Concurrently, Schofield plans to roll out a second technology
platform, dubbed ICareChat, which is currently being tested in a
pilot program at Mercy Gilbert Medical Center in Arizona.
ICareChat allows hospital patients to conduct videoconferencing
with loved ones who cant visit.
Schofield foresees that especially new moms will be excited to
show off their new bundle of joy to relatives living elsewhere in
the country and abroad, if only virtually, from the maternity
Hospitals dont have that technology today and we see this as
having a big impact to improve patient satisfaction, he said.
Incentives for Digital Records
With the governments provision of significant incentives for
health care providers to accelerate the adoption of electronic
medical records, San Diego-based CliniComp, which developed an
electronic medical records, or EMR, system that replaces the paper
trail of charting documentation, may greatly benefit from the
About $19.2 billion has been made available for health care
providers to adopt EMRs.
Under the Health Information Technology for Economic and
Clinical Health Act, beginning in 2011, health care providers who
demonstrate meaningful use of a certified EMR can be eligible to
receive incentive payments of up to $44,000 from Medicare and
$65,000 from Medicaid per individual physician, and $2 million to
$5 million per hospital to help cover the cost of EMR adoption.
CliniComp President Alan Portela said the companys Essentris EMR
system has wide applications: From supporting single departments
such as an intensive care unit to a cluster of high-acuity
departments, including emergency departments, intensive care units
and the post-anesthesia care unit serving inpatient services,
single or multiple hospitals.
Replacing paper charts with EMRs saves time and money by
allowing multiple caregivers to access and chart patient data, even
from outside the facility; improves the work flow and productivity
by having all patient data in one place; and reduces medical
errors, he noted.
Portela said one of its first clients, Naval Medical Center San
Diego, has saved more than $1 million in transcription fees alone
by adopting Essentris back in 1988.
Other local hospitals that have adopted Essentris include
Paradise Valley Hospital in National City and Sharp HealthCare, he
Clearly our roots run deep in San Diego, Portela said.
He wouldnt give an exact price point, but said that Essentris is
priced competitively compared to other inpatient EMRs.
Costs vary depending on the scope of deployment, types and
number of beds in inpatient clinical areas and the number and kinds
of interfaces to existing hospital information systems, he
Patients Gain Remote Access
CliniComp also works closely with technology partners to provide
remote access to patients.
Our partners provide wireless capabilities for such things as

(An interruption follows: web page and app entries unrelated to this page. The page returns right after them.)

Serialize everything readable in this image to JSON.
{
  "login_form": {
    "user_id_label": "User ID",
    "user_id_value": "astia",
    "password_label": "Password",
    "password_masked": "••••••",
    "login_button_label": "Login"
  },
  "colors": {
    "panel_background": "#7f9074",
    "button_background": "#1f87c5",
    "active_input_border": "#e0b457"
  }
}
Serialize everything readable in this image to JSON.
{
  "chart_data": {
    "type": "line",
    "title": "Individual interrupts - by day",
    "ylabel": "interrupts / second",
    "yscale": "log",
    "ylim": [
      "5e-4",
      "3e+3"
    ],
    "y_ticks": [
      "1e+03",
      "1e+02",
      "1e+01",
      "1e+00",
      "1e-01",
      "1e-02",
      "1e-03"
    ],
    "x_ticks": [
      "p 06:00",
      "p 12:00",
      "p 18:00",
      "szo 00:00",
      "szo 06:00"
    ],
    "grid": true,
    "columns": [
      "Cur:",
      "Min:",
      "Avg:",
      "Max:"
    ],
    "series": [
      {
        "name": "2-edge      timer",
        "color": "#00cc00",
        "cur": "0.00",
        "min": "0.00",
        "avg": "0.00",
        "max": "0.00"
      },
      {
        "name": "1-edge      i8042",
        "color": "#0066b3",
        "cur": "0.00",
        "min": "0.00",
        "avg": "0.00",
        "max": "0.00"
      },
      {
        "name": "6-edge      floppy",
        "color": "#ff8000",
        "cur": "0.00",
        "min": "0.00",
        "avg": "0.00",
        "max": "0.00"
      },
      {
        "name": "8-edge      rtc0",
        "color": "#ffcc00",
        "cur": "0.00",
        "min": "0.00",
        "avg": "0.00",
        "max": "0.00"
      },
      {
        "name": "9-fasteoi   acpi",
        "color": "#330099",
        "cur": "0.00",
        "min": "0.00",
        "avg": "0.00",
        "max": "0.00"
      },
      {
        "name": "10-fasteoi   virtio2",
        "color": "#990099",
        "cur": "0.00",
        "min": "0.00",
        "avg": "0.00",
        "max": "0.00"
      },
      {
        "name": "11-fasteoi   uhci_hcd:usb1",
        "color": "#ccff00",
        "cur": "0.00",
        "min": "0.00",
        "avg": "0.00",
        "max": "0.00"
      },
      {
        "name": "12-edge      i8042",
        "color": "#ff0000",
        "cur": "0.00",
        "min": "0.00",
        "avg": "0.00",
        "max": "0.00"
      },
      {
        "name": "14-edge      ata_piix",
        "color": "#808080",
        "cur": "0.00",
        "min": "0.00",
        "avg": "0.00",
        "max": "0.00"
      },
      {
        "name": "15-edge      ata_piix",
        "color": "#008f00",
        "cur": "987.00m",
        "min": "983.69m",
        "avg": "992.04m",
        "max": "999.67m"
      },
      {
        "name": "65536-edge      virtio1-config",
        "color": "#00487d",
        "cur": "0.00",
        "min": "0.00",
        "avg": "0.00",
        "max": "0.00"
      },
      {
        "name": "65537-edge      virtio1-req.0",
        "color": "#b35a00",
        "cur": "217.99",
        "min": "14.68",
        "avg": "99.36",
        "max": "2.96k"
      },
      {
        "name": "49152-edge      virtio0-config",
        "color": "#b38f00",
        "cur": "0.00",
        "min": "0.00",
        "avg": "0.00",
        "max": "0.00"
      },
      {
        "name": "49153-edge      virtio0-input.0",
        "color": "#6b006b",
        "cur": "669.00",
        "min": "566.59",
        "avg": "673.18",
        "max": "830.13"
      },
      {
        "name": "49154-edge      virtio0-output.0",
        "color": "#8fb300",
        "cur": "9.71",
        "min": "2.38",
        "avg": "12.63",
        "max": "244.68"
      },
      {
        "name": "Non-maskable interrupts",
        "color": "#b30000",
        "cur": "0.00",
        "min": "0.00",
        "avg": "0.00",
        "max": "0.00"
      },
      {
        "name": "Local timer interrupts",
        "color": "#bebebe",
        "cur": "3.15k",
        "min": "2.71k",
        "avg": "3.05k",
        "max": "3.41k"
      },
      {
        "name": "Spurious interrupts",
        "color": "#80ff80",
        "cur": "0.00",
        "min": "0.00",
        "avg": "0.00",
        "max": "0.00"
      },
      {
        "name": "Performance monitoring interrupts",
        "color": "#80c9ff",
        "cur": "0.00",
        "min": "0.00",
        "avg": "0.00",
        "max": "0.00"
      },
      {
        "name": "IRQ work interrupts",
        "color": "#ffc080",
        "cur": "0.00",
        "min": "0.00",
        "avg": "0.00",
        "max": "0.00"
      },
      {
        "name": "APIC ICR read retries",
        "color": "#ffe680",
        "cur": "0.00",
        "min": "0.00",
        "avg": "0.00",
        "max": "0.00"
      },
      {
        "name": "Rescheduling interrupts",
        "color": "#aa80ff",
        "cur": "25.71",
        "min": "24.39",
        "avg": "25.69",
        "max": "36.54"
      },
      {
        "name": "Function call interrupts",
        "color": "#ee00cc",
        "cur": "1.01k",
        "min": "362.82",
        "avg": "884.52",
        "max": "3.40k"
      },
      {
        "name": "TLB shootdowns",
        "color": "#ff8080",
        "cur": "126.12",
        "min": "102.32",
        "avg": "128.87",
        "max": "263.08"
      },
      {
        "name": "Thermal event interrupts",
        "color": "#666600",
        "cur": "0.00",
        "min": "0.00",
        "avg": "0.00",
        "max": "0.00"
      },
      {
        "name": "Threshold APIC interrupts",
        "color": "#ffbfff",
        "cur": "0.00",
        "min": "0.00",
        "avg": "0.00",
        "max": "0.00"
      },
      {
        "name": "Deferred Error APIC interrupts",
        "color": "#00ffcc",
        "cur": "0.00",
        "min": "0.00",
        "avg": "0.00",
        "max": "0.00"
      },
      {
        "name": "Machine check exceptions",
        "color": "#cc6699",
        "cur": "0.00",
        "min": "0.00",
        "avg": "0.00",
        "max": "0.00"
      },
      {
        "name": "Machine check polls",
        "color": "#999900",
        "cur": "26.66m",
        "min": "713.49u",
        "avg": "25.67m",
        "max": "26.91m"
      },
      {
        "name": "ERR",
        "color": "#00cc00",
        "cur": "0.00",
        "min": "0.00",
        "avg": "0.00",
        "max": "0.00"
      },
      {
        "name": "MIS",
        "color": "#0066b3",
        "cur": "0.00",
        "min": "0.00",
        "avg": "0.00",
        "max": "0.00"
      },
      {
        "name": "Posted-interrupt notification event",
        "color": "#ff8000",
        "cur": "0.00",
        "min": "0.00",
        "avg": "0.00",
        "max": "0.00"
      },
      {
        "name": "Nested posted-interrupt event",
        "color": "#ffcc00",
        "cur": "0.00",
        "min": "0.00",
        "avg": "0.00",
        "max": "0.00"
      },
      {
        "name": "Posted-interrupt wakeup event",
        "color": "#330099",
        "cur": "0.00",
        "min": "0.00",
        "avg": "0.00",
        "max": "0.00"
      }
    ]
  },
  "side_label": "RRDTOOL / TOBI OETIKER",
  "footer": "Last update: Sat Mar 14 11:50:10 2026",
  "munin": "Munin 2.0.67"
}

remote patient monitoring of fetal waveform data through mobile
smart phone devices and telecommunications between remote-based
physicians and their intensive care unit patients, Portela
Health information exchanges, which are uniting health
information electronically in areas throughout the nation, seek to
ensure that patient data will remain secure and confident, he
CliniComp is uniquely positioned in the market to support health
data exchanges as we are the inpatient documentation provider to
the U.S. Military Health System and a leading provider of
electronic medical records to Veterans Affairs hospitals as well as
academic, nonprofit and for-profit organizations in the private
sector, Portela said.
Marion Webb is a freelance writer for
the San Diego Business Journal.